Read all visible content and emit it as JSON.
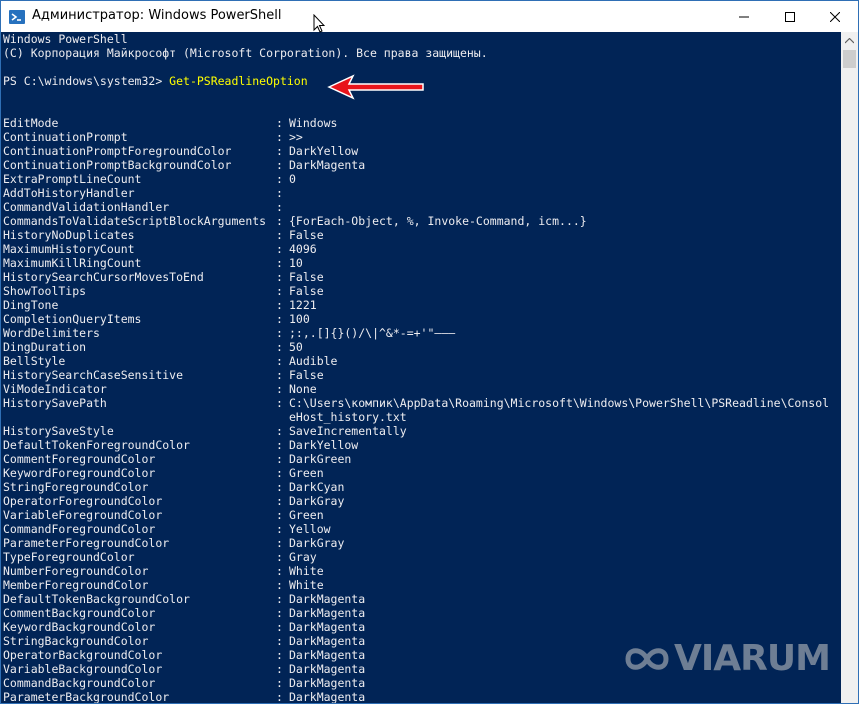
{
  "window": {
    "title": "Администратор: Windows PowerShell",
    "controls": {
      "minimize": "minimize",
      "maximize": "maximize",
      "close": "close"
    }
  },
  "console": {
    "header_line1": "Windows PowerShell",
    "header_line2": "(C) Корпорация Майкрософт (Microsoft Corporation). Все права защищены.",
    "prompt": "PS C:\\windows\\system32> ",
    "command": "Get-PSReadlineOption",
    "options": [
      {
        "key": "EditMode",
        "value": "Windows"
      },
      {
        "key": "ContinuationPrompt",
        "value": ">>"
      },
      {
        "key": "ContinuationPromptForegroundColor",
        "value": "DarkYellow"
      },
      {
        "key": "ContinuationPromptBackgroundColor",
        "value": "DarkMagenta"
      },
      {
        "key": "ExtraPromptLineCount",
        "value": "0"
      },
      {
        "key": "AddToHistoryHandler",
        "value": ""
      },
      {
        "key": "CommandValidationHandler",
        "value": ""
      },
      {
        "key": "CommandsToValidateScriptBlockArguments",
        "value": "{ForEach-Object, %, Invoke-Command, icm...}"
      },
      {
        "key": "HistoryNoDuplicates",
        "value": "False"
      },
      {
        "key": "MaximumHistoryCount",
        "value": "4096"
      },
      {
        "key": "MaximumKillRingCount",
        "value": "10"
      },
      {
        "key": "HistorySearchCursorMovesToEnd",
        "value": "False"
      },
      {
        "key": "ShowToolTips",
        "value": "False"
      },
      {
        "key": "DingTone",
        "value": "1221"
      },
      {
        "key": "CompletionQueryItems",
        "value": "100"
      },
      {
        "key": "WordDelimiters",
        "value": ";:,.[]{}()/\\|^&*-=+'\"–—―"
      },
      {
        "key": "DingDuration",
        "value": "50"
      },
      {
        "key": "BellStyle",
        "value": "Audible"
      },
      {
        "key": "HistorySearchCaseSensitive",
        "value": "False"
      },
      {
        "key": "ViModeIndicator",
        "value": "None"
      },
      {
        "key": "HistorySavePath",
        "value": "C:\\Users\\компик\\AppData\\Roaming\\Microsoft\\Windows\\PowerShell\\PSReadline\\Consol",
        "value2": "eHost_history.txt"
      },
      {
        "key": "HistorySaveStyle",
        "value": "SaveIncrementally"
      },
      {
        "key": "DefaultTokenForegroundColor",
        "value": "DarkYellow"
      },
      {
        "key": "CommentForegroundColor",
        "value": "DarkGreen"
      },
      {
        "key": "KeywordForegroundColor",
        "value": "Green"
      },
      {
        "key": "StringForegroundColor",
        "value": "DarkCyan"
      },
      {
        "key": "OperatorForegroundColor",
        "value": "DarkGray"
      },
      {
        "key": "VariableForegroundColor",
        "value": "Green"
      },
      {
        "key": "CommandForegroundColor",
        "value": "Yellow"
      },
      {
        "key": "ParameterForegroundColor",
        "value": "DarkGray"
      },
      {
        "key": "TypeForegroundColor",
        "value": "Gray"
      },
      {
        "key": "NumberForegroundColor",
        "value": "White"
      },
      {
        "key": "MemberForegroundColor",
        "value": "White"
      },
      {
        "key": "DefaultTokenBackgroundColor",
        "value": "DarkMagenta"
      },
      {
        "key": "CommentBackgroundColor",
        "value": "DarkMagenta"
      },
      {
        "key": "KeywordBackgroundColor",
        "value": "DarkMagenta"
      },
      {
        "key": "StringBackgroundColor",
        "value": "DarkMagenta"
      },
      {
        "key": "OperatorBackgroundColor",
        "value": "DarkMagenta"
      },
      {
        "key": "VariableBackgroundColor",
        "value": "DarkMagenta"
      },
      {
        "key": "CommandBackgroundColor",
        "value": "DarkMagenta"
      },
      {
        "key": "ParameterBackgroundColor",
        "value": "DarkMagenta"
      }
    ]
  },
  "watermark": {
    "text": "VIARUM",
    "icon": "viarum-logo-icon"
  },
  "colors": {
    "console_bg": "#012456",
    "console_fg": "#eeedf0",
    "command": "#ffff00",
    "annotation_arrow": "#e8141b"
  }
}
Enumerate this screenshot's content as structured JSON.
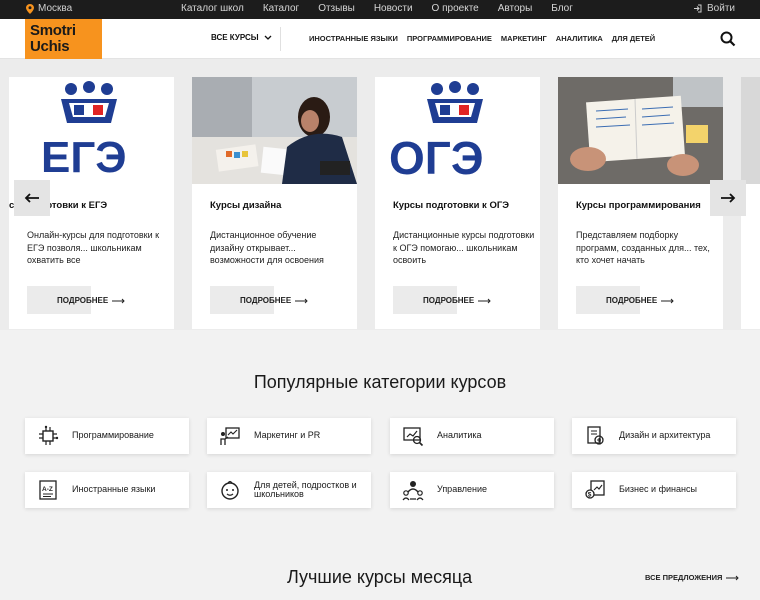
{
  "topbar": {
    "city": "Москва",
    "nav": [
      "Каталог школ",
      "Каталог",
      "Отзывы",
      "Новости",
      "О проекте",
      "Авторы",
      "Блог"
    ],
    "login": "Войти"
  },
  "header": {
    "logo_line1": "Smotri",
    "logo_line2": "Uchis",
    "all_courses": "ВСЕ КУРСЫ",
    "categories": [
      "ИНОСТРАННЫЕ ЯЗЫКИ",
      "ПРОГРАММИРОВАНИЕ",
      "МАРКЕТИНГ",
      "АНАЛИТИКА",
      "ДЛЯ ДЕТЕЙ"
    ]
  },
  "carousel": {
    "cards": [
      {
        "title": "сы подготовки к ЕГЭ",
        "desc": "Онлайн-курсы для подготовки к ЕГЭ позволя... школьникам охватить все",
        "more": "ПОДРОБНЕЕ",
        "image_text": "ЕГЭ"
      },
      {
        "title": "Курсы дизайна",
        "desc": "Дистанционное обучение дизайну открывает... возможности для освоения",
        "more": "ПОДРОБНЕЕ",
        "image_text": ""
      },
      {
        "title": "Курсы подготовки к ОГЭ",
        "desc": "Дистанционные курсы подготовки к ОГЭ помогаю... школьникам освоить",
        "more": "ПОДРОБНЕЕ",
        "image_text": "ОГЭ"
      },
      {
        "title": "Курсы программирования",
        "desc": "Представляем подборку программ, созданных для... тех, кто хочет начать",
        "more": "ПОДРОБНЕЕ",
        "image_text": ""
      }
    ]
  },
  "categories": {
    "title": "Популярные категории курсов",
    "items": [
      {
        "label": "Программирование",
        "icon": "circuit-icon"
      },
      {
        "label": "Маркетинг и PR",
        "icon": "presentation-icon"
      },
      {
        "label": "Аналитика",
        "icon": "analytics-icon"
      },
      {
        "label": "Дизайн и архитектура",
        "icon": "design-icon"
      },
      {
        "label": "Иностранные языки",
        "icon": "language-icon"
      },
      {
        "label": "Для детей, подростков и школьников",
        "icon": "child-icon"
      },
      {
        "label": "Управление",
        "icon": "management-icon"
      },
      {
        "label": "Бизнес и финансы",
        "icon": "finance-icon"
      }
    ]
  },
  "best": {
    "title": "Лучшие курсы месяца",
    "all_offers": "ВСЕ ПРЕДЛОЖЕНИЯ"
  },
  "colors": {
    "accent": "#f7931e",
    "topbar": "#1c1c1c",
    "ege_blue": "#1f3d93",
    "ege_red": "#e02424"
  }
}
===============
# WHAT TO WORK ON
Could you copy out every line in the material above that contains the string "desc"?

# ANSWER TO THIS EXERCISE
        "desc": "Онлайн-курсы для подготовки к ЕГЭ позволя... школьникам охватить все",
        "desc": "Дистанционное обучение дизайну открывает... возможности для освоения",
        "desc": "Дистанционные курсы подготовки к ОГЭ помогаю... школьникам освоить",
        "desc": "Представляем подборку программ, созданных для... тех, кто хочет начать",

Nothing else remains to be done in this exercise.